▶ What is expected
From the entries below, copy every line where the string "underline" appears.
** Task data follows **
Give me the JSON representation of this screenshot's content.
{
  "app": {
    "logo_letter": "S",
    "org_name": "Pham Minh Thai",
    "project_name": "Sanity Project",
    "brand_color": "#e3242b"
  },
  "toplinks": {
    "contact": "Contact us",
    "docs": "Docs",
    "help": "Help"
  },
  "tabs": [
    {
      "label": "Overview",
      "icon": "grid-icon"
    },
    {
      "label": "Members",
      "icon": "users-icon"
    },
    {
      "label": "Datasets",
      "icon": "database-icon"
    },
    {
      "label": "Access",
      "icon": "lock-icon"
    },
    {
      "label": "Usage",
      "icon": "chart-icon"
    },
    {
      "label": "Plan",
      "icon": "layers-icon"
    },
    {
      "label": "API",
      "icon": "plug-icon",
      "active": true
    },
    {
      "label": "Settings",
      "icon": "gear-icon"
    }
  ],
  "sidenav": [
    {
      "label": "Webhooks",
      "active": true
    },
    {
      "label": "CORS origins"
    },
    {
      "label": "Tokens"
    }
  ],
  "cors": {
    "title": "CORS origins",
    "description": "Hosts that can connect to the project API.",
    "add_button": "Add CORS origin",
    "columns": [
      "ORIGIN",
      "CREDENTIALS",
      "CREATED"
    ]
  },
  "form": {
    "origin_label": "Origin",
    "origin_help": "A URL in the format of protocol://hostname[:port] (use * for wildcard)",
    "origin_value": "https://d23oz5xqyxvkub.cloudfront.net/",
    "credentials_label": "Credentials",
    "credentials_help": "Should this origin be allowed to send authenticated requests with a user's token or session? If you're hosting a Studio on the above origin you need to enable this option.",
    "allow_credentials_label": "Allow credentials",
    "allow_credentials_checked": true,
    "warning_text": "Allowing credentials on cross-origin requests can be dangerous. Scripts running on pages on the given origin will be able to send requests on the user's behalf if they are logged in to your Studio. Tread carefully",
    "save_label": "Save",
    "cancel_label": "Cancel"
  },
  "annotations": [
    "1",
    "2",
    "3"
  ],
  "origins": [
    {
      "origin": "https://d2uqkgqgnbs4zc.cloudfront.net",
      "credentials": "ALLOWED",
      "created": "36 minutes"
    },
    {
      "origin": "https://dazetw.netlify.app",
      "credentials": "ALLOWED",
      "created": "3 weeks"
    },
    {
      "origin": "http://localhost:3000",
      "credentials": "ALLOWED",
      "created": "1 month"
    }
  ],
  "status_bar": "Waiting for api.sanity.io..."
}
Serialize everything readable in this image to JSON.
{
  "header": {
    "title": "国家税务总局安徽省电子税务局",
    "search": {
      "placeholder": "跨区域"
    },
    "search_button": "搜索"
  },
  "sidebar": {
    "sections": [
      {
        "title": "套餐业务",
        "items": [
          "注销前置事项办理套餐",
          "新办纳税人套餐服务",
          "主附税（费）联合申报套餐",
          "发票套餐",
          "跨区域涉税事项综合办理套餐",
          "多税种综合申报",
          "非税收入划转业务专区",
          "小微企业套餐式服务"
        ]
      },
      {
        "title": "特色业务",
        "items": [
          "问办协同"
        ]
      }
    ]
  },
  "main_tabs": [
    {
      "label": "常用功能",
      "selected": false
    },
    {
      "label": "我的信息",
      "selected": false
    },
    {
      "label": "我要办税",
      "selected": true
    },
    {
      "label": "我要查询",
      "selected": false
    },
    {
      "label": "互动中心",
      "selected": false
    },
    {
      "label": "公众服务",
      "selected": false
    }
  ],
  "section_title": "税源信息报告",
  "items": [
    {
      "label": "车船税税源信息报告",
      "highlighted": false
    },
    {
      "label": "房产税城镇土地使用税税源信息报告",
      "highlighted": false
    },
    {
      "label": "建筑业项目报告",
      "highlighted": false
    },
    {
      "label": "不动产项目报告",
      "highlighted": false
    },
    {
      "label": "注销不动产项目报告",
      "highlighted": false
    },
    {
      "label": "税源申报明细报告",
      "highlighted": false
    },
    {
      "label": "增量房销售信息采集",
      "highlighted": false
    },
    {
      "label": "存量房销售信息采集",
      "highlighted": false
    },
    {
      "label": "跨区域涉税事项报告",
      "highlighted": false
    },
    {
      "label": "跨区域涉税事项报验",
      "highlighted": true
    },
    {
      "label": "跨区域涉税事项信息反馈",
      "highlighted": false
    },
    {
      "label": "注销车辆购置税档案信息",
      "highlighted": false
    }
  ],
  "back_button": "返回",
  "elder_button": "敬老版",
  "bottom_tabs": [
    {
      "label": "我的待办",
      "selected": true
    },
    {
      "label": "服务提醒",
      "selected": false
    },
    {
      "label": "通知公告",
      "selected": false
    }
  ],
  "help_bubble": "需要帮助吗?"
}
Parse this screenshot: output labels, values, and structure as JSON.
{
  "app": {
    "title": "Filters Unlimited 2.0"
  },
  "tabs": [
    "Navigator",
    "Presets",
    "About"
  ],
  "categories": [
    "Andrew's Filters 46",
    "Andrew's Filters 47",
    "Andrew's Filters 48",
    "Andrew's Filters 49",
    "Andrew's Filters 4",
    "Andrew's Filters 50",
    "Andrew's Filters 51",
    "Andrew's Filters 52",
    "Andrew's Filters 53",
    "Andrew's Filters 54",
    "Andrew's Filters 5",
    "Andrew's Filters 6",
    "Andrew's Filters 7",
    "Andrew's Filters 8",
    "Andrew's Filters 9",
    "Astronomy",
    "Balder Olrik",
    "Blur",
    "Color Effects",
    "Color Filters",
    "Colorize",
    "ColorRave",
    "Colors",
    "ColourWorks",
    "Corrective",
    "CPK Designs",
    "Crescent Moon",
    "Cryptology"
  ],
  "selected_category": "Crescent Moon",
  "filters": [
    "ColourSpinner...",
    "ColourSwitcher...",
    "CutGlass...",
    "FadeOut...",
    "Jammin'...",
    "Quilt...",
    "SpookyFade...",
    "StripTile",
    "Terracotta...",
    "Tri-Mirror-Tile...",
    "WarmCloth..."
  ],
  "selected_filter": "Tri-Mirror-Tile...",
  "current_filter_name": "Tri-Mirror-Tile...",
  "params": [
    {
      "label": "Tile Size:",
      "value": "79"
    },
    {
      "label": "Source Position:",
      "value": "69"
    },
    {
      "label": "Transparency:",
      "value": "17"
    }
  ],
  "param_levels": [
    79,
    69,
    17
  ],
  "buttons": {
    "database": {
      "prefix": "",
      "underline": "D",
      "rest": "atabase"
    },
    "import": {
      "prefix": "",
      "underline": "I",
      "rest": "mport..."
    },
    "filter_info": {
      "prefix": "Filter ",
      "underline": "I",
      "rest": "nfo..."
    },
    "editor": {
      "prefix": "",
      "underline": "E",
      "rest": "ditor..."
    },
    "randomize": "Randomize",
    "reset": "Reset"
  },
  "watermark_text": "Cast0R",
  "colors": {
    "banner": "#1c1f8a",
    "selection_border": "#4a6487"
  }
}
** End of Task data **
▶ Answer section
      "underline": "D",
      "underline": "I",
      "underline": "I",
      "underline": "E",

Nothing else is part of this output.